Skip to main content

You’ve probably heard of neuroplasticity, but do you know why it’s important? From the first days of life through early childhood, a child’s brain is a dynamic sphere where neural connections are formed at a dizzying pace. That’s why in this article we will discuss the importance of neuroplasticity in child development and how it influences the acquisition of cognitive, emotional and social skills.

What is neuroplasticity? 

Neuroplasticity, also known as brain plasticity, refers to the brain’s ability to change and adapt throughout life in response to experience, learning and environmental stimulation. This fundamental property of the nervous system involves the structural and functional reorganization of neural connections.

Neuroplasticity manifests itself in several ways:

Synaptic change: connections between neurons, known as synapses, can strengthen or weaken as a function of neuronal activity. This process, called synaptic plasticity, is essential for learning and memory.

  • Cortical reorganization: in response to specific experiences, areas of the brain may change their functional organization. For example, in people who have lost their sight, the brain region associated with vision may adapt to process tactile or auditory information.
  • Generation of new neurons: In certain regions of the brain, it has been discovered that new neurons can be generated, a phenomenon known as neurogenesis. This process occurs mainly in the hippocampus, a region related to memory and learning.

Neuroplasticity is most prominent during childhood and adolescence, but continues throughout life. It is the basis of learning and adaptation, allowing the brain to adjust to new challenges, recover from injury, and optimize its functions in response to changing environmental demands. This phenomenon has led to a growing interest in how we can harness brain plasticity to improve education, rehabilitation and mental health. In the educational context, neuroplasticity highlights the importance of providing enriching and stimulating experiences to optimize cognitive and emotional development.

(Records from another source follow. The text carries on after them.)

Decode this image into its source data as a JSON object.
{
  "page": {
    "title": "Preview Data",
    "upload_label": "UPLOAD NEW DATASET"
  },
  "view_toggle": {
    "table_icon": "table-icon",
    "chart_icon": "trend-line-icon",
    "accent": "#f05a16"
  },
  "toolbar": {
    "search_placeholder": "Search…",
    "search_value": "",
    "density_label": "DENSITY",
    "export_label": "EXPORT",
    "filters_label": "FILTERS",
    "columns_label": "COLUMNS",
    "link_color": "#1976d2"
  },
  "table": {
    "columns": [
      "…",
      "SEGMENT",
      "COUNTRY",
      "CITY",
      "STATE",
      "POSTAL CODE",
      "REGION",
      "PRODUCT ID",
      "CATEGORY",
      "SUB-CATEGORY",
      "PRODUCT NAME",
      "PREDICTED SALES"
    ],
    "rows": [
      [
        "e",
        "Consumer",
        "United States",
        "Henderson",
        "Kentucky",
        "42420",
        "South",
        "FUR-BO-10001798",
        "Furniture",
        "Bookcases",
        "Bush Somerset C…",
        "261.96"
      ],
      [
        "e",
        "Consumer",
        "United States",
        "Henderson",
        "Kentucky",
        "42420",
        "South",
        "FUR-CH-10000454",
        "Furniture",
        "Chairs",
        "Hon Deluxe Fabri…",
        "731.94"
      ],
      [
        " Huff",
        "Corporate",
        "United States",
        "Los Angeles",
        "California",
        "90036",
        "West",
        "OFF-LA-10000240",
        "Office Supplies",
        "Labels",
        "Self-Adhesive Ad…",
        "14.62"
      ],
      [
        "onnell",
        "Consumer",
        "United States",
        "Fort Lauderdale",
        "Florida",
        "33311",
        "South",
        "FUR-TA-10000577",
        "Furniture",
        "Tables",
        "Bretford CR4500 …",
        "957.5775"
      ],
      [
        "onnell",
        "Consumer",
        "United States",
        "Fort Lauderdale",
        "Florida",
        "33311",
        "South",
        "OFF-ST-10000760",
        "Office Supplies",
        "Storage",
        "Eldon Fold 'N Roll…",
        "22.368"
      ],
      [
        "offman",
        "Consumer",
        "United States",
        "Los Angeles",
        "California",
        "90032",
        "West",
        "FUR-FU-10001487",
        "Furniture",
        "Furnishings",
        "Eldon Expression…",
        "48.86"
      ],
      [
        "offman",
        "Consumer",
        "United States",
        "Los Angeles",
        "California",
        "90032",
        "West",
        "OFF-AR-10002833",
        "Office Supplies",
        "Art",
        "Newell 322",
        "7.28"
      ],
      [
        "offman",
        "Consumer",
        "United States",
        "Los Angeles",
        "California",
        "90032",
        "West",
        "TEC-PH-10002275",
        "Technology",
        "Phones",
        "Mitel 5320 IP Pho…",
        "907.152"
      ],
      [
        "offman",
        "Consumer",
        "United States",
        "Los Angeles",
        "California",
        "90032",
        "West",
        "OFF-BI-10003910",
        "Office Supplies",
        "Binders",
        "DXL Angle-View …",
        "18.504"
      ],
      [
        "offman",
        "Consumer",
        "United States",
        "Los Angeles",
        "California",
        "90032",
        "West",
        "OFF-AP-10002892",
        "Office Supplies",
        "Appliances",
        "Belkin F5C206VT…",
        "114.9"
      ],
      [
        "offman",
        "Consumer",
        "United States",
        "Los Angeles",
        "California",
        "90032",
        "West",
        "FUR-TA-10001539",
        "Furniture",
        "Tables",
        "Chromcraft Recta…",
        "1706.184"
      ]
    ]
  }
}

Cognitive development in infancy and neuroplasticity 

Formation of neural connections in the infant brain 

Neural plasticity in infancy: during infancy, the brain exhibits exceptional plasticity, meaning that it is capable of significant change and adaptation. This phenomenon allows the formation and strengthening of neural connections, contributing to cognitive development.

Sensitive periods and cognitive development: Neural plasticity is especially pronounced during sensitive periods, critical times when the brain is most receptive to certain stimuli. Adequate stimulation during these periods can have a significant impact on cognitive development.

Importance of early stimulation: Early stimulation, including affective interactions, sensory experiences and educational play, plays an essential role in the formation of neural connections. These experiences influence brain architecture and lay the foundation for future learning.

Sensory stimulation in neuroplasticity 

The role of the senses in neural plasticity: the senses are the gateways to the world for children. Sensory information from the environment plays a key role in neural plasticity, as it activates and strengthens brain connections.

Sensory development and neural connections: the variety of sensory experiences contributes to balanced brain development. Activities involving touch, sight, hearing, taste and smell are critical for strengthening neural connections in specific areas of the brain.

Sensory experiences and cognitive development: Providing children with enriching and varied sensory experiences not only stimulates neural plasticity, but also fosters exploration, curiosity and understanding of the world around them.

Montessori Strategies for Cognitive Development 

Montessori principles and holistic development: Montessori pedagogy is based on principles that embrace the development of the whole child. Attention to individuality, autonomy and learning through direct experience align with neural plasticity.

Multisensory materials in Montessori pedagogy: the wealth of multisensory materials in the Montessori Method provides children with concrete and tangible opportunities to learn. From Pink Towers to sand letters, these materials encourage exploration and sensory connection.

Promoting autonomy and exploration: The Montessori philosophy emphasizes autonomy and freedom within limits. Allowing children to choose their activities and work at their own pace promotes an environment that encourages active exploration, thus contributing to brain plasticity.

Emotional and social development: developing neuroplasticity

Emotional and social development in childhood is not only vital for building meaningful relationships, but also profoundly influences the brain’s neuroplasticity.

Relationship between emotions and neural changes 

Emotions have a direct impact on brain activity and the formation of neural connections. Positive or negative emotional experiences can influence brain plasticity, affecting how the brain responds to similar situations in the future. 

Research suggests that rich and varied emotional experiences contribute to the formation of specific neural circuits. Emotion-related neural plasticity is particularly pronounced during childhood, laying the foundation for emotional intelligence.

Montessori methods for fostering social and emotional development 

Montessori pedagogy focuses on respect for each child’s individuality. By acknowledging and validating children’s emotions, an environment is created that fosters emotional security, which is fundamental to positive neuroplasticity.

Moreover, Montessori spaces are designed to foster collaboration and cooperative play. These social interactions not only cultivate emotional skills, such as empathy and conflict resolution, but also contribute to the formation of neural connections in social areas of the brain.

In addition, the incorporation of Montessori materials, such as the Peace Corner, provides children with tangible tools for emotional self-regulation. These materials not only provide an avenue for expressing emotions, but also support the building of neural connections associated with self-regulation.